It doesn’t matter how old you are, receiving a parcel addressed to you is one of the most marvellous experiences you can have.  As a kid I remember ordering stuff from a catalogue, sending a postal order and then waiting for my purchase to arrive. These days you just get on-line and a few clicks later you start to feel that very same feeling of anticipation.

With the Aussie $ so strong it actually makes sense to do most of our clothes shopping overseas. Recently my girls filled their on-line shopping basket full of clothes from a US store for a fraction of what they cost here. For the last week Milly and Alice have been racing home asking “has it arrived yet”. It’s not hard to imagine the excitement in the house when they got home today to find a great big parcel full of clothes.
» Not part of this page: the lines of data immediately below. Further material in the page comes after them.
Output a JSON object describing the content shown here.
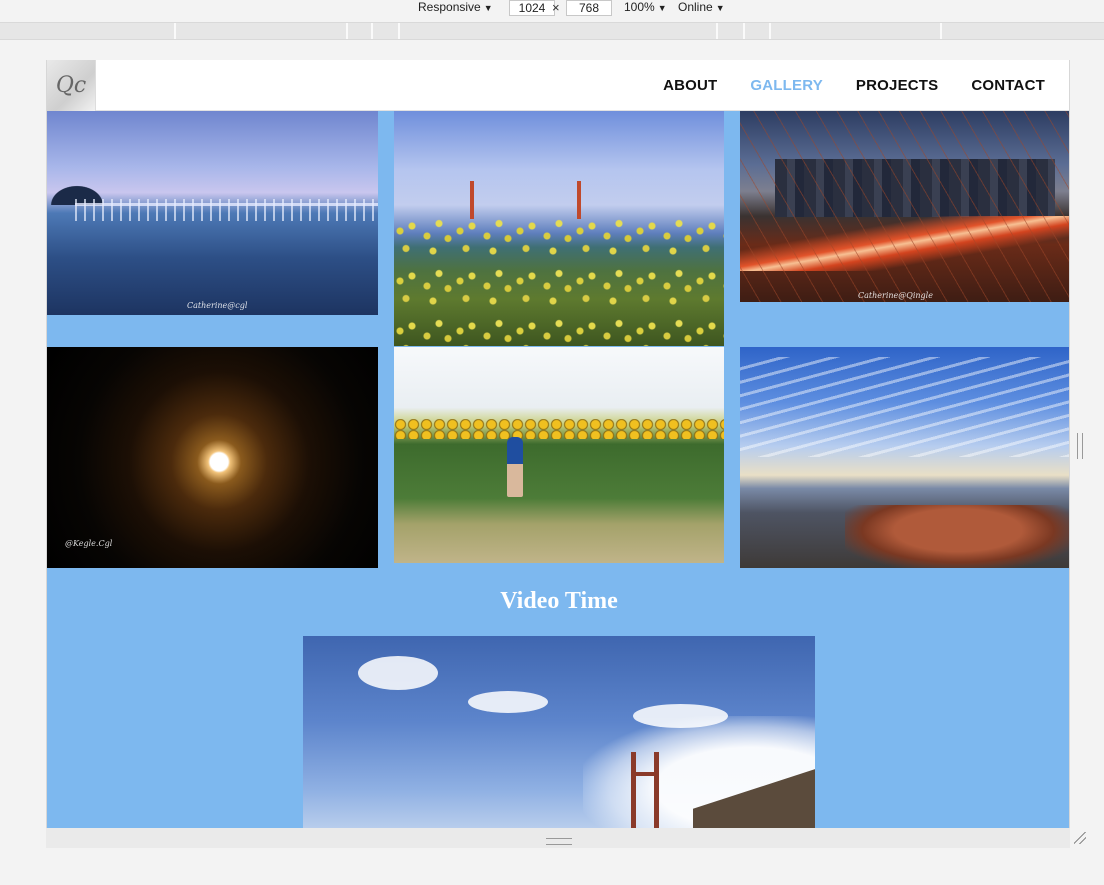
{
  "devtools": {
    "device": "Responsive",
    "width": "1024",
    "height": "768",
    "zoom": "100%",
    "network": "Online"
  },
  "site": {
    "logo_text": "Qc",
    "nav": [
      {
        "label": "ABOUT",
        "active": false
      },
      {
        "label": "GALLERY",
        "active": true
      },
      {
        "label": "PROJECTS",
        "active": false
      },
      {
        "label": "CONTACT",
        "active": false
      }
    ],
    "accent_color": "#7db8ef",
    "gallery": [
      {
        "name": "lake-pier-photo",
        "signature": "Catherine@cgl"
      },
      {
        "name": "golden-gate-wildflowers-photo",
        "signature": ""
      },
      {
        "name": "brooklyn-bridge-night-photo",
        "signature": "Catherine@Qingle"
      },
      {
        "name": "full-moon-clouds-photo",
        "signature": "@Kegle.Cgl"
      },
      {
        "name": "sunflower-field-photo",
        "signature": ""
      },
      {
        "name": "mountain-summit-photo",
        "signature": ""
      }
    ],
    "video_title": "Video Time"
  }
}
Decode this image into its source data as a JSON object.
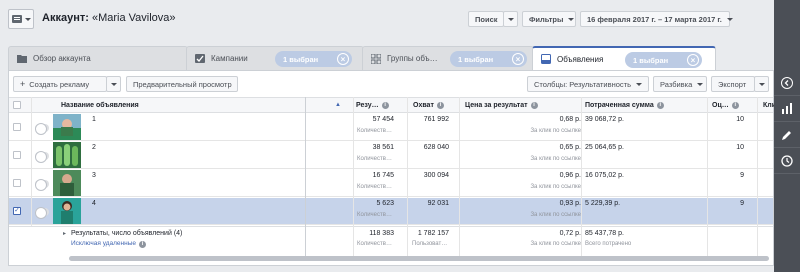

I can gladly admit that this is the same excitement that I have been experiencing when my parcels of bike goodies turn up. The trouble is it can be quite addictive. My latest passion is cycling jerseys. I know you can only wear one at a time but having suitable attire seems to be part of this whole bike thing.

Amongst the weekend warriors you can see the whole range of pro team jerseys,  it’s like wearing your favourite football teams jersey to a game. This is not for me, instead I am becoming a little fixated on retro look jerseys. They are all made to modern standards just replica designs of old jerseys.

Is it acceptable for a grown man to declare that his week has been made when his new “Cote D’Or/DAF Trucks/Gazelle Retro Jersey” has arrived and what’s more it is a perfect fit?

I have recognised the early signs of possible addiction so I have a self-imposed purchasing embargo in place until April. By then the weather will be changing, so for purely practical reasons I’ll need some long sleeve jerseys, gilets, gloves, overshoes…

It doesn't seem to lie as flat around the stomach when I wear it. Available from

It doesn't seem to lie as flat around the stomach when I wear it. Very comfortable and available from

The Peloton


Adelaide has a lot to offer at any time of year.

In January during the week of the Tour Down Under the whole city is overrun by Lycra wearing folks of all ages and of varying shapes and sizes who are all passionate about their cycling. The circus comes to town and everybody is invited to dress up and get involved.

My family were not going to pass up the opportunity for a holiday even if it did mean they had to indulge my latest passion for cycling.

I thought there may have been a little more resistance to standing by the side of a road in temperatures over 30 degrees waiting for the Peloton to flash by. Fortunately The Tour has a lot to offer beside just the race.

Free Stuff – If you get along to the start or the finish then the kind marketing folk of the various sponsors want to give you as much free stuff as you can carry. Hats, water bottles, torches, beer coolers, bags, more hats, cow bells, if it can have a logo stamped on it you can get it. Milly and Alice loved this, doesn’t matter what it is, if it is free it’s got to be good.

The Route– Each stage starts around Adelaide and finishes within a radius of around 100 km. If you have bought your bike and a few mates you ride out to watch the race and then cycle back to Adelaide for an evening of entertainment.

If you are there with the family you can find a piece of road that is right next to a beach or near a winery to keep them entertained (my girls love a visit to a cellar door, I take it as a sign of potential sophistication and refinement, not a bad omen of things to come) . If this doesn’t work then you can always get more free stuff.


The riders went past this spot 3 times, we could swim between cheers


The Peloton – The tour riders are really accessible. You see them out on training rides, you can get close to them at the start and at the finish and they all seem really happy to have a chat.

According to Robyn they also all smell very nice. A strange thing to notice but when they all come whizzing past there is a definite smell of metrosexual grooming product. You might expect this at the start of the day but even after 150km+ of racing the intoxicating smell of lotions and potions was ever present. Not surprisingly L’Oreal is a sponsor and I was given vast quantities of free stuff from their nice promotional ladies, who obviously thought my personal hygiene could do with some assistance. I have more tubes and packets of lotions for all sorts of things that I never knew men were allowed to do to themselves. I’m still not sure where I should be applying my “Men Expert – Erase Wrinkles Anti-Expression Lines Moisturising Cream”, maybe it will solve my freckle problem.

The initial motivation for our trip to Adelaide was for me to ride the challenge leg before the pros. Along with thousands of others I completed the 135km ride and loved every minute of it. I normally ride on my own so having lots of other folk to follow and work alongside was great. I completed the ride in less than 5 hours and the family were at the finish line to cheer me home. I certainly didn’t smell like the peloton, had no free stuff to hand out but my girls were delighted to see me , to offer me a drink from their water bottles, to ring their bells to mark my achievement and to raise a free hat to the Tour Down Under.


Climbing Menglers Hill after 110km, it looks flat but was quite a steep hill. I'm not out of the saddle to "dance" on the peddles, it was the only way I could keep moving and also give my freckle a rest.